Pope Francis notes that “the papacy and the central structures of the universal Church also need to hear the call to pastoral conversion” because “excessive centralization, rather than proving helpful, complicates the Church’s life and her missionary outreach (EG 32). He warns that we must “abandon the complacent attitude that says: ‘We have always done it this way’” and challenges us to “invite everyone to be bold and creative in this task of rethinking the goals, structures, style and methods of evangelization” (EG 33).
We must seek to convey the heart of Christ’s message and not to confuse this with even important secondary aspects of the faith (EG 34). We also need to be “realistic and not assume that our audience understands the full background to what we are saying” (EG 34). He notes that, “Pastoral ministry in a missionary style is not obsessed with the disjointed transmission of a multitude of doctrines to be insistently imposed, instead the message has to concentrate on the essentials, on what is most beautiful, most grand, most appealing and at the same time most necessary” (EG 35). While it is true that “all revealed truths derive from the same divine source and are to be believed with the same faith, yet some of them are more important for giving direct expression to the heart of the Gospel” (EG 36). The ‘pastoral consequence’ of this is that in preaching the Gospel “a fitting sense of proportion” has to be maintained “in the frequency with which certain themes are brought up and in the emphasis given to them in preaching” (EG 38). Because of the organic unity of the faith we need to avoid portraying Christian morality as “a form of stoicism, or self-denial, or merely a practical philosophy or a catalogue of sins and faults” (EG 39). The Church’s doctrinal and moral teaching need to be presented in the context of the Gospel message which “invites us to respond to the God of love who saves us” (EG 39).

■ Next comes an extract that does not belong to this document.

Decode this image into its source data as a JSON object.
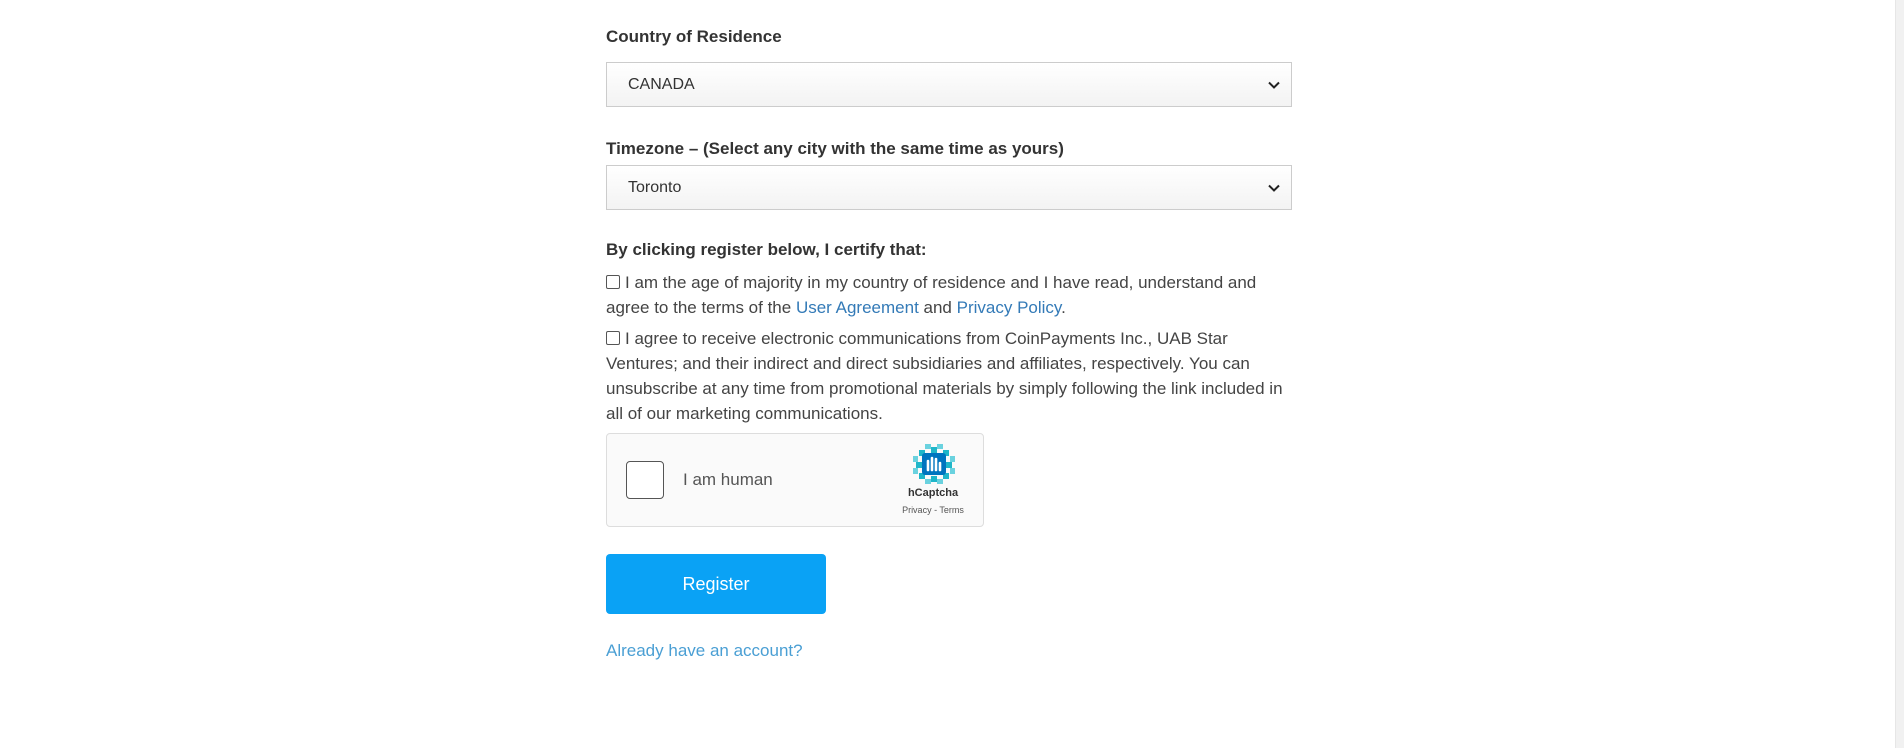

He notes the importance of culture observing that, “today’s vast and rapid cultural changes demand that we constantly seek ways of expressing unchanging truths in a language which brings out their abiding newness” (EG 41). Quoting the famous words of Blessed Pope John XXIII, he notes, “The deposit of the faith is one thing… the way it is expressed is another” (EG 41). He also points out that, “all religious teaching ultimately has to be reflected in the teacher’s way of life, which awakens the assent of the heart by its nearness, love and witness” (EG 42). Without abandoning the evangelical ideal, pastors and teachers need to accompany others with mercy and patience through the “eventual stages of personal growth as these progressively occur” (EG 44).
(c) Scott McKellar